You might be wondering: Are the people with poor recognition experiences just not that great at their jobs?

This is where a robust recognition strategy comes in – because people should be recognized for more than just the quality of their work.

The Workhuman and Gallup research shows employees who receive recognition for life events and workplace milestones – both unrelated to performance – are 3X as likely to strongly agree their organization cares about their wellbeing than those who don’t.

In short: When employees’ wellbeing is struggling or suffering, recognition matters even more.

The impact of employee wellbeing on workplace performance

In our research, we found that, across the U.S., 54% of employees have been told by a manager or leader that they’re a top performer at work. Employees who have suffering wellbeing are told they’re a top performer at a significantly lower rate: 42%.

However, when suffering employees have great recognition experiences, they are told they’re a top performer at a rate of 70%.

Here’s where things take a turn for the worse: Employees who have thriving wellbeing but poor recognition experiences are much less likely to be told they’re a top performer than their peers with better recognition experiences.

Only 44% of thriving employees with poor recognition experiences have been told they’re a top performer at work (compared with 74% of thriving employees overall who have been told they’re a top performer, when recognition is not considered).

statistics on mental well-being and employees job performance

Consider the figure above, where the rate of employees being told they’re a top performer remains at 70% or higher for people with great recognition experiences, regardless of their wellbeing level.

In other words, recognition is buffering the damaging effects of low wellbeing on employees’ likelihood they will be called a top performer by management or leadership.

Strategies to improve employee wellbeing and workplace performance

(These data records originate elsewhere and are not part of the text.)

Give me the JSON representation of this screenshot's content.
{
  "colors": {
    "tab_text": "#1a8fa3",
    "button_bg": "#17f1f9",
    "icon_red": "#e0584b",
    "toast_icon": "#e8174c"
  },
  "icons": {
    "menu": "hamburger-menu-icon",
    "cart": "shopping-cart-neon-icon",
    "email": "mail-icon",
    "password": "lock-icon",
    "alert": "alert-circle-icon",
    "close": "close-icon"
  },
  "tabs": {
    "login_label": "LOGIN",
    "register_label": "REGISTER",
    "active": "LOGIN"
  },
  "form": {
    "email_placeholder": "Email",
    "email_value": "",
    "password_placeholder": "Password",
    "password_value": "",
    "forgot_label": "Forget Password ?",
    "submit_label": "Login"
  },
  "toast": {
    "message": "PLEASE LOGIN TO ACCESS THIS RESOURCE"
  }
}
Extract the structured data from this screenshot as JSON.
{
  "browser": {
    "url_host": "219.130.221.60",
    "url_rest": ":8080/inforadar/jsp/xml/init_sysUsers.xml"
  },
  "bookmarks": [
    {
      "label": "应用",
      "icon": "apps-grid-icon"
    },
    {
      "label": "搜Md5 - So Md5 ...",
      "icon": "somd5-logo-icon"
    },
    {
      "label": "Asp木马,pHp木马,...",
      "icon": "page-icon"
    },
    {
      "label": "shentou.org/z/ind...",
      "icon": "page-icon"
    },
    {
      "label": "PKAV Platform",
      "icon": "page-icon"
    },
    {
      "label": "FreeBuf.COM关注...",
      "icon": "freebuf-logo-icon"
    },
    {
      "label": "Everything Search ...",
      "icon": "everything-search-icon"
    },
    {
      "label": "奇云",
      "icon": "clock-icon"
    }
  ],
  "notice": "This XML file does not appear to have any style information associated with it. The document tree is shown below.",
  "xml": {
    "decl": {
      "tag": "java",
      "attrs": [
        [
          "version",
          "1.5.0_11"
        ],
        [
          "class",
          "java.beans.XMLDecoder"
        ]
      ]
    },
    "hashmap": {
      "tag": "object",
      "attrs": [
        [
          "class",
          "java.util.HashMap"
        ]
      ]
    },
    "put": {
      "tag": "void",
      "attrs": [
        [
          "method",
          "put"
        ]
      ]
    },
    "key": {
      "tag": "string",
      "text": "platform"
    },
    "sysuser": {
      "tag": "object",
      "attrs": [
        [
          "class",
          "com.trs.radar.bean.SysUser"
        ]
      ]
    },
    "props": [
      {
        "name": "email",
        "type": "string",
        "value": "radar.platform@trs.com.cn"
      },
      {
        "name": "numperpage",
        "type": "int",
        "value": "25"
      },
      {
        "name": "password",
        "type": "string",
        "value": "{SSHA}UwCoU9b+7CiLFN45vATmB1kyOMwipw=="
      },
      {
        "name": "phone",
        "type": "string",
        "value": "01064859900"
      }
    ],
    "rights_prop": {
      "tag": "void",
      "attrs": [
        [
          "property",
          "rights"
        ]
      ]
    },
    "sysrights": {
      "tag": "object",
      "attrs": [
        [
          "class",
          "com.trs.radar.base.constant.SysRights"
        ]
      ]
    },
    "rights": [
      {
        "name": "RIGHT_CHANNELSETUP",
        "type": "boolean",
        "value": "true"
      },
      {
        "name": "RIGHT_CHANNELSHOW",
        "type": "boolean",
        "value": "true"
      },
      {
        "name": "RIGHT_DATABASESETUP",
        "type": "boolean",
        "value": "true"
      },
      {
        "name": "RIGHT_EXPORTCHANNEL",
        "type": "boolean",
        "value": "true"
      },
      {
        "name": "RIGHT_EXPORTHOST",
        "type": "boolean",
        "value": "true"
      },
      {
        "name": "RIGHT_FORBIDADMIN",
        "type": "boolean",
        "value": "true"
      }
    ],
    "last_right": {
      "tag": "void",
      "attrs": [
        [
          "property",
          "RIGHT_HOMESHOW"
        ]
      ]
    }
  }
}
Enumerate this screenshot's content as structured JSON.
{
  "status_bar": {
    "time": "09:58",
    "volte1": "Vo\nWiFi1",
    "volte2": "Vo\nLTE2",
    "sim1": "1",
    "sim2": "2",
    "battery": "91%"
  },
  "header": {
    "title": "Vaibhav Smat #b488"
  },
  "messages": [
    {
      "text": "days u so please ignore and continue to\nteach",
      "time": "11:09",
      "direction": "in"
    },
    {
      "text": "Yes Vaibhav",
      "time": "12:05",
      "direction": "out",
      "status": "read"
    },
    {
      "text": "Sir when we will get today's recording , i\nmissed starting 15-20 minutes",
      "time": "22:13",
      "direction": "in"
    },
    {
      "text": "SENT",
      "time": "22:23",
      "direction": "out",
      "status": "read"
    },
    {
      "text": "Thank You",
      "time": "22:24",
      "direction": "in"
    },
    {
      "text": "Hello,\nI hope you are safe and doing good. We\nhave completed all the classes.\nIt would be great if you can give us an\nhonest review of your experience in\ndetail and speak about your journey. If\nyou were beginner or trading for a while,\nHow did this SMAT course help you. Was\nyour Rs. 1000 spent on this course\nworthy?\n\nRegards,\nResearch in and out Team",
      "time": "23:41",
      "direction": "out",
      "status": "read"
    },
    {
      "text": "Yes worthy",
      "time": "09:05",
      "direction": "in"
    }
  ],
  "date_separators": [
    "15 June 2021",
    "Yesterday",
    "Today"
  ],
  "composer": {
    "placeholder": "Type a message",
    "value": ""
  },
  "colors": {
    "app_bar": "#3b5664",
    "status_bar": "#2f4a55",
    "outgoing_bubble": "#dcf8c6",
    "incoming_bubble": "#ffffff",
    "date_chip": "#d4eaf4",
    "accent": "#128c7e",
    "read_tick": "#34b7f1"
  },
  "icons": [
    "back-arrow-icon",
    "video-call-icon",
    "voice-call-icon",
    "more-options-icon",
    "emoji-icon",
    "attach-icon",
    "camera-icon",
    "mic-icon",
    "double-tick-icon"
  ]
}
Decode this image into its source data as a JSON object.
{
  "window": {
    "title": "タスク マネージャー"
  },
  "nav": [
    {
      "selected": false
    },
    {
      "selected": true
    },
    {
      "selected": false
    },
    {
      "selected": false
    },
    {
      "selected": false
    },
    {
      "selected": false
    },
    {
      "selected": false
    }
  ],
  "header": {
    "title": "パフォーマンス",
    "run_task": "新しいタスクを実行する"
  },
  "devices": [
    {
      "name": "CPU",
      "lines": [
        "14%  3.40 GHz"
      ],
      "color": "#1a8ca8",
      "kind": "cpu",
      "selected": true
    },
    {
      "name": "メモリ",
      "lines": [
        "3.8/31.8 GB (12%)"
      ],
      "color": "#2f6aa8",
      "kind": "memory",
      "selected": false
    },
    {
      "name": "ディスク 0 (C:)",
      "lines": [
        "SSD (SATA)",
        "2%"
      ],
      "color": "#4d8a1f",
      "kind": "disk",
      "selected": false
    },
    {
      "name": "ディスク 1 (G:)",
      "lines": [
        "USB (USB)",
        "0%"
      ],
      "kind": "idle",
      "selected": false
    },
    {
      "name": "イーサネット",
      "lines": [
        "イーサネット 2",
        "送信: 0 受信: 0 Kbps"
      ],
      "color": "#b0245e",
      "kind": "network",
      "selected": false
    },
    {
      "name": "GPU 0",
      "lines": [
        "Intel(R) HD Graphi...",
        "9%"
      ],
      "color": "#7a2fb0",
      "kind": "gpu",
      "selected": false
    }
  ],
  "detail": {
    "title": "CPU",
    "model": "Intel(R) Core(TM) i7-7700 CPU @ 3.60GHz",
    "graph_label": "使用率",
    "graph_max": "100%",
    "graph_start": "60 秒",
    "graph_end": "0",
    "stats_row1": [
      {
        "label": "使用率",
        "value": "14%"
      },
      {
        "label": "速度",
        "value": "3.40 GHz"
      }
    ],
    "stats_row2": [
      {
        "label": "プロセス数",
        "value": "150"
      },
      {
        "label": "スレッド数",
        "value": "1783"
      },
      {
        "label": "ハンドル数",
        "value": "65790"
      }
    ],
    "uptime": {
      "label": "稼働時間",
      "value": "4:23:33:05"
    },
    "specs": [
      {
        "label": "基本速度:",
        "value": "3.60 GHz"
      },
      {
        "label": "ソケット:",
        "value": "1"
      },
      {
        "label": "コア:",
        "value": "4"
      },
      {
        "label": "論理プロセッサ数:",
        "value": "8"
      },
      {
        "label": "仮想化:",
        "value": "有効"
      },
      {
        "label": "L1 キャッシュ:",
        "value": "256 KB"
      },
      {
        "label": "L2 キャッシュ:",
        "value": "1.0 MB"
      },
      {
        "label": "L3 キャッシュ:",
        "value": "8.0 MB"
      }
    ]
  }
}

The return on investment is clear: When employees have thriving wellbeing and are receiving the best recognition experiences possible, they’re more likely to be told they’re a top performer. That’s a massive opportunity to improve business outcomes by empowering employees with recognition.

So, the question becomes: What can you do to simultaneously increase employee wellbeing and recognition?

As the Workhuman and Gallup data shows, leveraging the two together plays a key role in driving employee performance.

Link wellbeing and recognition strategies:

Review your existing programs or practices before making any changes. Is your organization all-in on wellbeing, but sub-par on recognition? What about the opposite?

Empower your managers:

While everyone in the workplace is responsible for giving recognition and encouraging wellbeing among their peers, managers play a pivotal role in establishing these as key parts of the workplace culture. Educate every manager on the importance of recognition and wellbeing – and underscore the important synergy between the two.

Executives lead the way:

Whether it’s recognizing someone for their good work on a project or implementing policies to prioritize work-life balance, employees are watching what their leaders are doing and taking note.

Create opportunities to celebrate healthy habits:

Life gets busy. And it can be hard for employees to prioritize their personal wellbeing. Show support for your employees by helping them put their health first.

Consider implementing company-wide wellbeing challenges that include opportunities for employees to recognize one another’s efforts. These initiatives will not only promote employee engagement, but will foster a culture of wellbeing and recognition. 

Final Thoughts

At a time where employee wellbeing across the U.S. is teetering on the edge of disaster, it’s time to get serious about making impactful changes.

The latest Workhuman and Gallup research shows a powerful connection between strategic employee recognition and wellbeing – and how the two, together, take employee performance to a whole new level.

The question to ask yourself is: What steps are you actively taking, today, to improve wellbeing and employee performance?